Common Code Violations Made When Renovating

Homeowners who are trying to cut costs frequently attempt to handle their home renovation projects on their own. While that might work just fine for simpler tasks, it might go horribly wrong for more challenging ones. DIYers need to be skilled with these tasks as well as knowledgeable about construction codes.

In addition to potentially costing you more in the long run, breaking these codes could put your family in danger. Here are a few of the most frequent code infractions committed by DIY house renovators.

Not Getting a Building Permit

One of the biggest and most common mistakes homeowners make when renovating their homes is failure to apply for a permit. Why? Well, they cost money, and they require a trip to city hall. Many homeowners simply want to bypass these little annoyances. They think, who’s going to know?

Sure, there’s a good chance that no one will find out that you worked without a permit. However, if you ever sell in the future, you’ll probably be asked if you got one when you remodeled. If not, it could affect the salability of your home.

You might be asked to fix any issues (that will cost you extra cash) before buyers are willing to put in an offer on your home. And if the buyers finds out about the lack of permit after they move into your home without being notified up front, you could be slapped with a lawsuit.

Besides that, a permit is important because it’ll help ensure that any improvements you make on your home are safe. Permits also help you remain compliant with the most up-to-date regulations like energy-saving measures.

Do yourself a favor and check with your local building authority to find out if a permit is needed for the job you plan on doing in your home.

Not Venting Bathroom Fans to the Outside

If you’re planning on renovating your bathroom – or adding a new one – adding a vent fan is a must, considering all the moisture that can quickly and easily build up in these small spaces. Although, a lot of homeowners fall short by venting directly into the attic, and stopping there.

If you don’t vent the fan all the way to the outside of the home, all you’re doing is transferring the moisture from your bathroom into the attic, causing rot and mold to develop. To avoid this ugly scenario, you’ll need to vent the air to the outdoors via a vent pipe that’s 4 inches in diameter.

Adding a Basement Apartment Without Necessary Egress Windows

Whether the in-laws are moving in, your kids want their own space, or you want to rent out the basement for extra income, revamping the basement into a self-sufficient quarters is a great idea. How you finish it, is what’s important.

Creating a basement apartment isn’t just about throwing up a couple of walls, adding a bathroom and kitchen, and finishing the flooring. There’s also the issue of egress windows that must be addressed.

According to code, any room that’s considered a bedroom needs to have an egress window that’s a minimum of 20 inches wide by 24 inches high. The opening needs to be at least 5.7 square feet so that it’s large enough to allow an adult to climb out of should a fire or other emergency occur where it’s impossible to escape from any other exit.

Not only that, but you’ll need to take steps to make sure that water isn’t able to seep into the basement through the window, which is why you’ll need a water well on the outside of the window.

Without an adequate egress window, you can’t call the room a bedroom, which could throw a wrench into your plans to market your home as one with a “separate basement apartment.”

Placing Smoke Alarms in the Wrong Places

Just about every homeowner understands how critical it is to have smoke alarms installed in the home.

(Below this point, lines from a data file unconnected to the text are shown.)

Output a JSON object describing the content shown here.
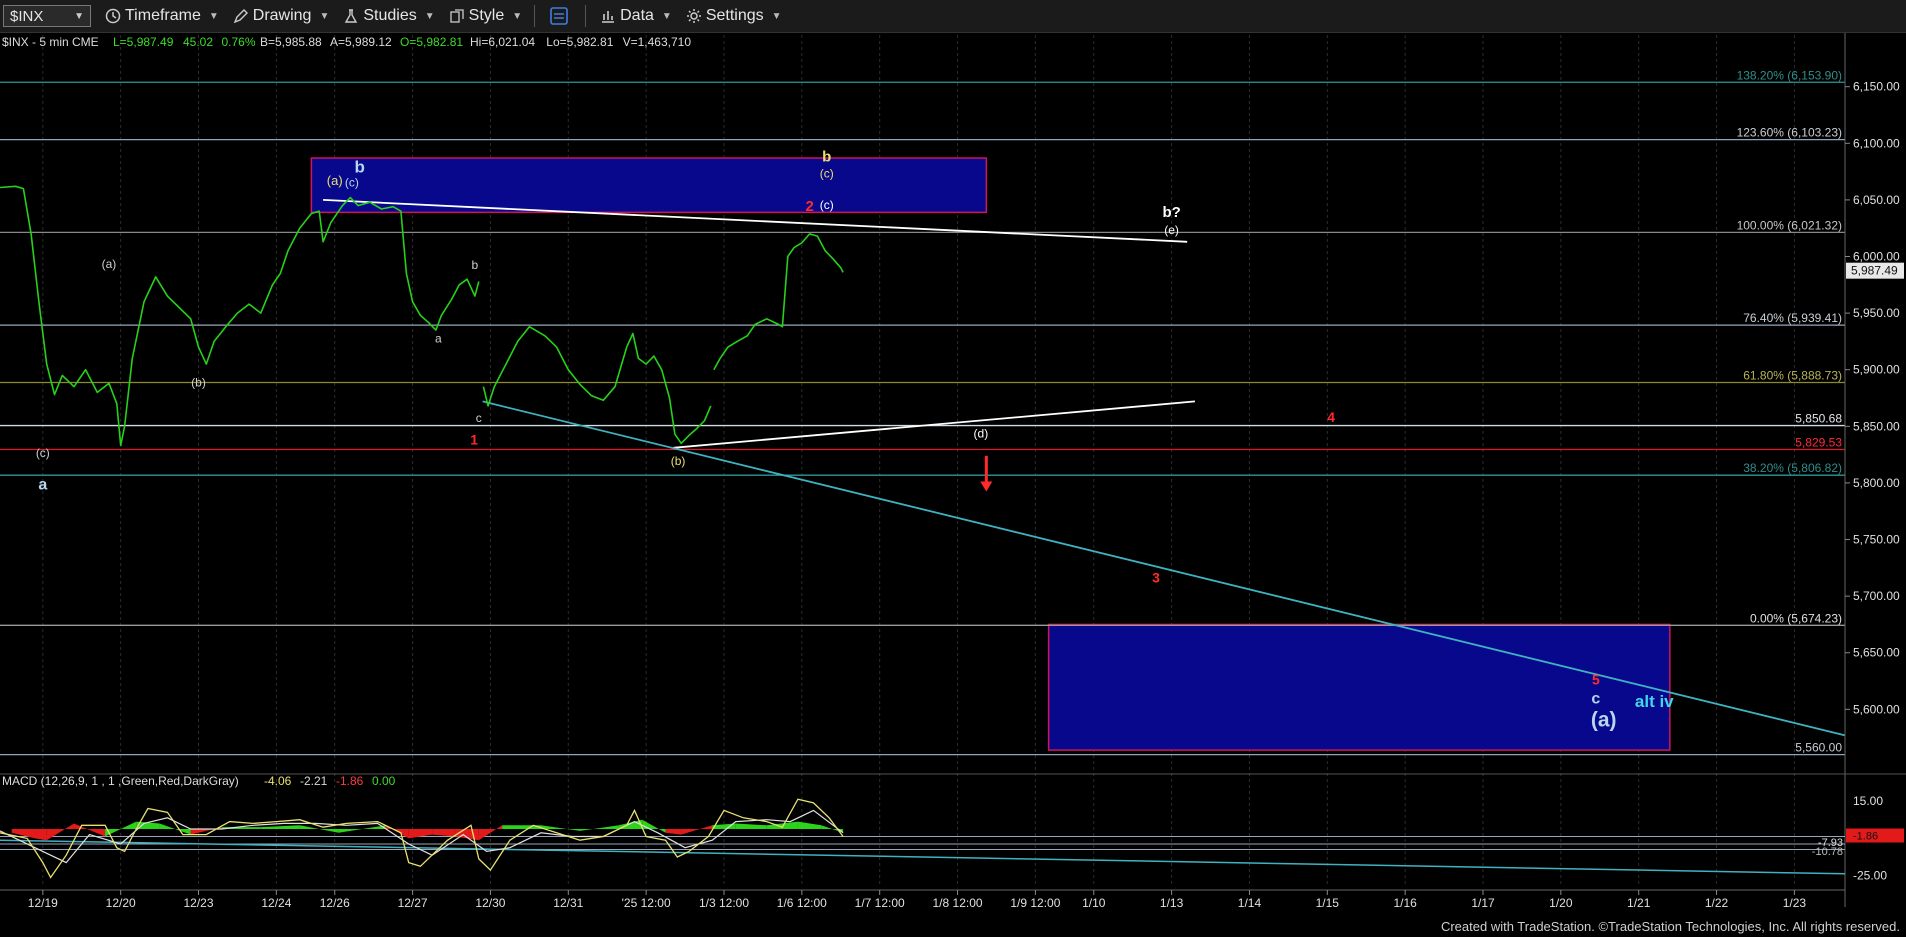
{
  "toolbar": {
    "symbol": "$INX",
    "timeframe": "Timeframe",
    "drawing": "Drawing",
    "studies": "Studies",
    "style": "Style",
    "data": "Data",
    "settings": "Settings"
  },
  "chart_data": {
    "type": "line",
    "header": "$INX - 5 min  CME",
    "stats": [
      {
        "text": "L=5,987.49",
        "color": "#3ddc2a"
      },
      {
        "text": "45.02",
        "color": "#3ddc2a"
      },
      {
        "text": "0.76%",
        "color": "#3ddc2a"
      },
      {
        "text": "B=5,985.88",
        "color": "#dddddd"
      },
      {
        "text": "A=5,989.12",
        "color": "#dddddd"
      },
      {
        "text": "O=5,982.81",
        "color": "#3ddc2a"
      },
      {
        "text": "Hi=6,021.04",
        "color": "#dddddd"
      },
      {
        "text": "Lo=5,982.81",
        "color": "#dddddd"
      },
      {
        "text": "V=1,463,710",
        "color": "#dddddd"
      }
    ],
    "xticks": [
      {
        "label": "12/19",
        "x": 0
      },
      {
        "label": "12/20",
        "x": 1
      },
      {
        "label": "12/23",
        "x": 2
      },
      {
        "label": "12/24",
        "x": 3
      },
      {
        "label": "12/26",
        "x": 3.75
      },
      {
        "label": "12/27",
        "x": 4.75
      },
      {
        "label": "12/30",
        "x": 5.75
      },
      {
        "label": "12/31",
        "x": 6.75
      },
      {
        "label": "'25 12:00",
        "x": 7.75
      },
      {
        "label": "1/3 12:00",
        "x": 8.75
      },
      {
        "label": "1/6 12:00",
        "x": 9.75
      },
      {
        "label": "1/7 12:00",
        "x": 10.75
      },
      {
        "label": "1/8 12:00",
        "x": 11.75
      },
      {
        "label": "1/9 12:00",
        "x": 12.75
      },
      {
        "label": "1/10",
        "x": 13.5
      },
      {
        "label": "1/13",
        "x": 14.5
      },
      {
        "label": "1/14",
        "x": 15.5
      },
      {
        "label": "1/15",
        "x": 16.5
      },
      {
        "label": "1/16",
        "x": 17.5
      },
      {
        "label": "1/17",
        "x": 18.5
      },
      {
        "label": "1/20",
        "x": 19.5
      },
      {
        "label": "1/21",
        "x": 20.5
      },
      {
        "label": "1/22",
        "x": 21.5
      },
      {
        "label": "1/23",
        "x": 22.5
      }
    ],
    "xlim": [
      -0.55,
      23.15
    ],
    "ylim": [
      5542,
      6178
    ],
    "yticks": [
      {
        "label": "6,150.00",
        "y": 6150
      },
      {
        "label": "6,100.00",
        "y": 6100
      },
      {
        "label": "6,050.00",
        "y": 6050
      },
      {
        "label": "6,000.00",
        "y": 6000
      },
      {
        "label": "5,950.00",
        "y": 5950
      },
      {
        "label": "5,900.00",
        "y": 5900
      },
      {
        "label": "5,850.00",
        "y": 5850
      },
      {
        "label": "5,800.00",
        "y": 5800
      },
      {
        "label": "5,750.00",
        "y": 5750
      },
      {
        "label": "5,700.00",
        "y": 5700
      },
      {
        "label": "5,650.00",
        "y": 5650
      },
      {
        "label": "5,600.00",
        "y": 5600
      }
    ],
    "last_price": {
      "label": "5,987.49",
      "y": 5987.49
    },
    "fib_levels": [
      {
        "label": "138.20% (6,153.90)",
        "y": 6153.9,
        "color": "#2a9a98",
        "text_color": "#2f8f8c"
      },
      {
        "label": "123.60% (6,103.23)",
        "y": 6103.23,
        "color": "#8aa6bd",
        "text_color": "#c9ced4"
      },
      {
        "label": "100.00% (6,021.32)",
        "y": 6021.32,
        "color": "#888888",
        "text_color": "#c8c8c8"
      },
      {
        "label": "76.40% (5,939.41)",
        "y": 5939.41,
        "color": "#95a8bc",
        "text_color": "#c9ced4"
      },
      {
        "label": "61.80% (5,888.73)",
        "y": 5888.73,
        "color": "#8e8a2a",
        "text_color": "#b8b35a"
      },
      {
        "label": "5,850.68",
        "y": 5850.68,
        "color": "#cfdbe6",
        "text_color": "#e0e6ec"
      },
      {
        "label": "5,829.53",
        "y": 5829.53,
        "color": "#e3132b",
        "text_color": "#ff2a3b"
      },
      {
        "label": "38.20% (5,806.82)",
        "y": 5806.82,
        "color": "#2a9a98",
        "text_color": "#2f8f8c"
      },
      {
        "label": "0.00% (5,674.23)",
        "y": 5674.23,
        "color": "#9a9a9a",
        "text_color": "#e0e0e0"
      },
      {
        "label": "5,560.00",
        "y": 5560,
        "color": "#8aa6bd",
        "text_color": "#c9ced4"
      }
    ],
    "zones": [
      {
        "x1": 3.45,
        "x2": 12.12,
        "y1": 6039,
        "y2": 6087
      },
      {
        "x1": 12.92,
        "x2": 20.9,
        "y1": 5564,
        "y2": 5675
      }
    ],
    "trendlines": [
      {
        "x1": 3.6,
        "y1": 6050,
        "x2": 14.7,
        "y2": 6013,
        "color": "#ffffff"
      },
      {
        "x1": 8.1,
        "y1": 5831,
        "x2": 14.8,
        "y2": 5872,
        "color": "#ffffff"
      },
      {
        "x1": 5.65,
        "y1": 5872,
        "x2": 23.15,
        "y2": 5577,
        "color": "#3fb2c2"
      }
    ],
    "price": [
      [
        -0.55,
        6061
      ],
      [
        -0.35,
        6062
      ],
      [
        -0.25,
        6060
      ],
      [
        -0.15,
        6020
      ],
      [
        -0.05,
        5960
      ],
      [
        0.05,
        5905
      ],
      [
        0.15,
        5878
      ],
      [
        0.25,
        5895
      ],
      [
        0.4,
        5885
      ],
      [
        0.55,
        5900
      ],
      [
        0.7,
        5880
      ],
      [
        0.85,
        5888
      ],
      [
        0.95,
        5870
      ],
      [
        1.0,
        5833
      ],
      [
        1.05,
        5850
      ],
      [
        1.15,
        5910
      ],
      [
        1.3,
        5960
      ],
      [
        1.45,
        5982
      ],
      [
        1.6,
        5965
      ],
      [
        1.75,
        5955
      ],
      [
        1.9,
        5945
      ],
      [
        2.0,
        5920
      ],
      [
        2.1,
        5905
      ],
      [
        2.2,
        5925
      ],
      [
        2.35,
        5938
      ],
      [
        2.5,
        5950
      ],
      [
        2.65,
        5958
      ],
      [
        2.8,
        5950
      ],
      [
        2.95,
        5975
      ],
      [
        3.05,
        5985
      ],
      [
        3.15,
        6005
      ],
      [
        3.3,
        6025
      ],
      [
        3.45,
        6038
      ],
      [
        3.55,
        6040
      ],
      [
        3.6,
        6013
      ],
      [
        3.7,
        6030
      ],
      [
        3.85,
        6045
      ],
      [
        3.95,
        6052
      ],
      [
        4.05,
        6045
      ],
      [
        4.2,
        6048
      ],
      [
        4.35,
        6042
      ],
      [
        4.5,
        6044
      ],
      [
        4.6,
        6040
      ],
      [
        4.67,
        5985
      ],
      [
        4.75,
        5960
      ],
      [
        4.85,
        5948
      ],
      [
        4.95,
        5942
      ],
      [
        5.05,
        5935
      ],
      [
        5.12,
        5948
      ],
      [
        5.25,
        5962
      ],
      [
        5.35,
        5975
      ],
      [
        5.45,
        5980
      ],
      [
        5.55,
        5965
      ],
      [
        5.6,
        5978
      ],
      [
        5.62,
        5930
      ],
      [
        5.66,
        5885
      ],
      [
        5.72,
        5868
      ],
      [
        5.8,
        5885
      ],
      [
        5.95,
        5905
      ],
      [
        6.1,
        5925
      ],
      [
        6.25,
        5938
      ],
      [
        6.45,
        5930
      ],
      [
        6.6,
        5920
      ],
      [
        6.75,
        5900
      ],
      [
        6.9,
        5887
      ],
      [
        7.05,
        5877
      ],
      [
        7.2,
        5873
      ],
      [
        7.35,
        5885
      ],
      [
        7.5,
        5920
      ],
      [
        7.58,
        5932
      ],
      [
        7.65,
        5910
      ],
      [
        7.75,
        5905
      ],
      [
        7.85,
        5912
      ],
      [
        7.95,
        5900
      ],
      [
        8.05,
        5875
      ],
      [
        8.12,
        5843
      ],
      [
        8.2,
        5835
      ],
      [
        8.3,
        5842
      ],
      [
        8.4,
        5848
      ],
      [
        8.5,
        5855
      ],
      [
        8.58,
        5868
      ],
      [
        8.62,
        5900
      ],
      [
        8.7,
        5910
      ],
      [
        8.8,
        5920
      ],
      [
        8.92,
        5925
      ],
      [
        9.05,
        5930
      ],
      [
        9.15,
        5940
      ],
      [
        9.3,
        5945
      ],
      [
        9.45,
        5940
      ],
      [
        9.5,
        5938
      ],
      [
        9.57,
        6000
      ],
      [
        9.65,
        6008
      ],
      [
        9.75,
        6012
      ],
      [
        9.85,
        6020
      ],
      [
        9.95,
        6018
      ],
      [
        10.05,
        6005
      ],
      [
        10.15,
        5998
      ],
      [
        10.25,
        5990
      ],
      [
        10.28,
        5986
      ]
    ],
    "macd": {
      "title": "MACD (12,26,9, 1 , 1 ,Green,Red,DarkGray)",
      "values": [
        {
          "text": "-4.06",
          "color": "#e8e070"
        },
        {
          "text": "-2.21",
          "color": "#d8d8d8"
        },
        {
          "text": "-1.86",
          "color": "#ff3b3b"
        },
        {
          "text": "0.00",
          "color": "#3ddc2a"
        }
      ],
      "ylim": [
        -30,
        22
      ],
      "yticks": [
        {
          "label": "15.00",
          "y": 15
        },
        {
          "label": "-25.00",
          "y": -25
        }
      ],
      "badge_levels": [
        {
          "label": "-7.93",
          "y": -7.93
        },
        {
          "label": "-10.78",
          "y": -10.78
        },
        {
          "label": "-1.86",
          "y": -1.86
        }
      ],
      "levels": [
        -4,
        -8,
        -11
      ],
      "trend": {
        "x1": -0.55,
        "y1": -6,
        "x2": 23.15,
        "y2": -24
      },
      "line": [
        [
          -0.55,
          -2
        ],
        [
          -0.2,
          -5
        ],
        [
          0.0,
          -18
        ],
        [
          0.1,
          -26
        ],
        [
          0.3,
          -14
        ],
        [
          0.5,
          2
        ],
        [
          0.8,
          2
        ],
        [
          0.95,
          -10
        ],
        [
          1.05,
          -12
        ],
        [
          1.2,
          0
        ],
        [
          1.35,
          11
        ],
        [
          1.6,
          9
        ],
        [
          1.8,
          -3
        ],
        [
          2.1,
          -3
        ],
        [
          2.4,
          4
        ],
        [
          2.7,
          3
        ],
        [
          3.0,
          4
        ],
        [
          3.3,
          5
        ],
        [
          3.6,
          1
        ],
        [
          3.9,
          3
        ],
        [
          4.3,
          4
        ],
        [
          4.6,
          -2
        ],
        [
          4.7,
          -18
        ],
        [
          4.85,
          -20
        ],
        [
          5.2,
          -6
        ],
        [
          5.5,
          2
        ],
        [
          5.6,
          -16
        ],
        [
          5.75,
          -22
        ],
        [
          6.0,
          -6
        ],
        [
          6.3,
          2
        ],
        [
          6.6,
          -2
        ],
        [
          6.9,
          -6
        ],
        [
          7.2,
          -4
        ],
        [
          7.5,
          2
        ],
        [
          7.6,
          10
        ],
        [
          7.75,
          -4
        ],
        [
          8.0,
          -6
        ],
        [
          8.15,
          -15
        ],
        [
          8.3,
          -12
        ],
        [
          8.55,
          -4
        ],
        [
          8.75,
          10
        ],
        [
          9.0,
          6
        ],
        [
          9.3,
          4
        ],
        [
          9.5,
          1
        ],
        [
          9.7,
          16
        ],
        [
          9.9,
          14
        ],
        [
          10.1,
          6
        ],
        [
          10.28,
          -4
        ]
      ],
      "signal": [
        [
          -0.55,
          -1
        ],
        [
          0.0,
          -12
        ],
        [
          0.3,
          -18
        ],
        [
          0.6,
          -3
        ],
        [
          1.0,
          -8
        ],
        [
          1.3,
          3
        ],
        [
          1.6,
          6
        ],
        [
          1.9,
          0
        ],
        [
          2.3,
          0
        ],
        [
          2.7,
          2
        ],
        [
          3.1,
          3
        ],
        [
          3.5,
          3
        ],
        [
          3.9,
          2
        ],
        [
          4.3,
          3
        ],
        [
          4.7,
          -8
        ],
        [
          5.0,
          -14
        ],
        [
          5.4,
          -3
        ],
        [
          5.7,
          -12
        ],
        [
          6.0,
          -10
        ],
        [
          6.4,
          -2
        ],
        [
          6.8,
          -4
        ],
        [
          7.2,
          -4
        ],
        [
          7.6,
          4
        ],
        [
          7.9,
          -2
        ],
        [
          8.25,
          -10
        ],
        [
          8.6,
          -6
        ],
        [
          8.9,
          4
        ],
        [
          9.3,
          5
        ],
        [
          9.6,
          4
        ],
        [
          9.9,
          10
        ],
        [
          10.28,
          -2
        ]
      ],
      "hist": [
        [
          -0.4,
          -2
        ],
        [
          -0.1,
          -5
        ],
        [
          0.05,
          -6
        ],
        [
          0.4,
          3
        ],
        [
          0.8,
          -4
        ],
        [
          1.2,
          4
        ],
        [
          1.5,
          3
        ],
        [
          1.9,
          -3
        ],
        [
          2.3,
          1
        ],
        [
          2.8,
          1
        ],
        [
          3.3,
          2
        ],
        [
          3.8,
          -2
        ],
        [
          4.4,
          2
        ],
        [
          4.7,
          -5
        ],
        [
          5.0,
          -3
        ],
        [
          5.3,
          -4
        ],
        [
          5.6,
          -6
        ],
        [
          5.9,
          2
        ],
        [
          6.4,
          2
        ],
        [
          6.9,
          -1
        ],
        [
          7.4,
          2
        ],
        [
          7.7,
          5
        ],
        [
          8.0,
          -2
        ],
        [
          8.2,
          -3
        ],
        [
          8.6,
          2
        ],
        [
          8.9,
          3
        ],
        [
          9.3,
          2
        ],
        [
          9.7,
          4
        ],
        [
          10.0,
          2
        ],
        [
          10.28,
          -2
        ]
      ]
    },
    "annotations": [
      {
        "text": "a",
        "x": 0.0,
        "y": 5794,
        "color": "#b7d6f0",
        "size": 16,
        "bold": true
      },
      {
        "text": "(c)",
        "x": 0.0,
        "y": 5823,
        "color": "#cfcfcf",
        "size": 12
      },
      {
        "text": "(a)",
        "x": 0.85,
        "y": 5990,
        "color": "#cfcfcf",
        "size": 12
      },
      {
        "text": "(b)",
        "x": 2.0,
        "y": 5885,
        "color": "#cfcfcf",
        "size": 12
      },
      {
        "text": "(a)",
        "x": 3.75,
        "y": 6063,
        "color": "#e8e070",
        "size": 13
      },
      {
        "text": "(c)",
        "x": 3.97,
        "y": 6062,
        "color": "#b7d6f0",
        "size": 12
      },
      {
        "text": "b",
        "x": 4.07,
        "y": 6074,
        "color": "#b7d6f0",
        "size": 17,
        "bold": true
      },
      {
        "text": "b",
        "x": 5.55,
        "y": 5989,
        "color": "#cfcfcf",
        "size": 12
      },
      {
        "text": "a",
        "x": 5.08,
        "y": 5924,
        "color": "#cfcfcf",
        "size": 12
      },
      {
        "text": "c",
        "x": 5.6,
        "y": 5854,
        "color": "#cfcfcf",
        "size": 12
      },
      {
        "text": "1",
        "x": 5.54,
        "y": 5834,
        "color": "#ff2a2a",
        "size": 14,
        "bold": true
      },
      {
        "text": "(b)",
        "x": 8.16,
        "y": 5816,
        "color": "#e8e070",
        "size": 12
      },
      {
        "text": "b",
        "x": 10.07,
        "y": 6084,
        "color": "#e8e070",
        "size": 15,
        "bold": true
      },
      {
        "text": "(c)",
        "x": 10.07,
        "y": 6070,
        "color": "#e8e070",
        "size": 12
      },
      {
        "text": "2",
        "x": 9.85,
        "y": 6040,
        "color": "#ff2a2a",
        "size": 15,
        "bold": true
      },
      {
        "text": "(c)",
        "x": 10.07,
        "y": 6042,
        "color": "#ffffff",
        "size": 12
      },
      {
        "text": "b?",
        "x": 14.5,
        "y": 6035,
        "color": "#ffffff",
        "size": 15,
        "bold": true
      },
      {
        "text": "(e)",
        "x": 14.5,
        "y": 6020,
        "color": "#ffffff",
        "size": 12
      },
      {
        "text": "(d)",
        "x": 12.05,
        "y": 5840,
        "color": "#ffffff",
        "size": 12
      },
      {
        "text": "4",
        "x": 16.55,
        "y": 5854,
        "color": "#ff2a2a",
        "size": 14,
        "bold": true
      },
      {
        "text": "3",
        "x": 14.3,
        "y": 5712,
        "color": "#ff2a2a",
        "size": 14,
        "bold": true
      },
      {
        "text": "5",
        "x": 19.95,
        "y": 5622,
        "color": "#ff2a2a",
        "size": 14,
        "bold": true
      },
      {
        "text": "c",
        "x": 19.95,
        "y": 5605,
        "color": "#b7d6f0",
        "size": 16,
        "bold": true
      },
      {
        "text": "(a)",
        "x": 20.05,
        "y": 5585,
        "color": "#b7d6f0",
        "size": 21,
        "bold": true
      },
      {
        "text": "alt iv",
        "x": 20.7,
        "y": 5602,
        "color": "#3fd6ea",
        "size": 17,
        "bold": true
      }
    ],
    "arrow": {
      "x": 12.12,
      "y_top": 5824,
      "y_bottom": 5796,
      "color": "#ff2a2a"
    }
  },
  "footer": "Created with TradeStation. ©TradeStation Technologies, Inc. All rights reserved."
}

But did you know that there are exact spots that they need to be placed in according to code?

That’s right. You can’t just randomly plop a smoke alarm wherever you feel like. Considering their lifesaving roles, smoke alarms need to be given enough space, and should be placed far enough away from air ducts so they’re not affected by any circulating air. If not, they might not be triggered in time should a fire ensue.

Smoke alarms also need to be placed on each floor of the home; and in newer homes, they must be hard-wired with a back-up battery.

Insufficient Electrical Work

Electrical wiring that’s not installed properly can really pose a hazard. That’s why you might be better off calling in a licensed electrician to do the job for you if you haven’t got a ton of experience in this department.

One of the more common wiring mistakes is not using the correct size circuits. According to code, 15-amp circuits are needed for light fixtures, and 20-amp circuits are needed for receptacles.

Splicing wires without the presence of a junction box is another common faux pas. You can’t just splice wires together with some wire nuts and electrical tape – every wire connection needs to be inside a proper junction box, which should be visible and accessible.

The lack of ground-fault circuit interrupters (GFCI) is another no-no. GFCIs are necessary for any circuit that serves a space where there’s water, like the bathroom, kitchen and laundry room.

Code violations typically happen when homeowners are trying to save a buck. While this might be OK for smaller jobs, tasks that are much bigger and in-depth definitely need to follow proper code regulations. If not, you could wind up spending a lot more down the road to rectify the scenario if things go awry.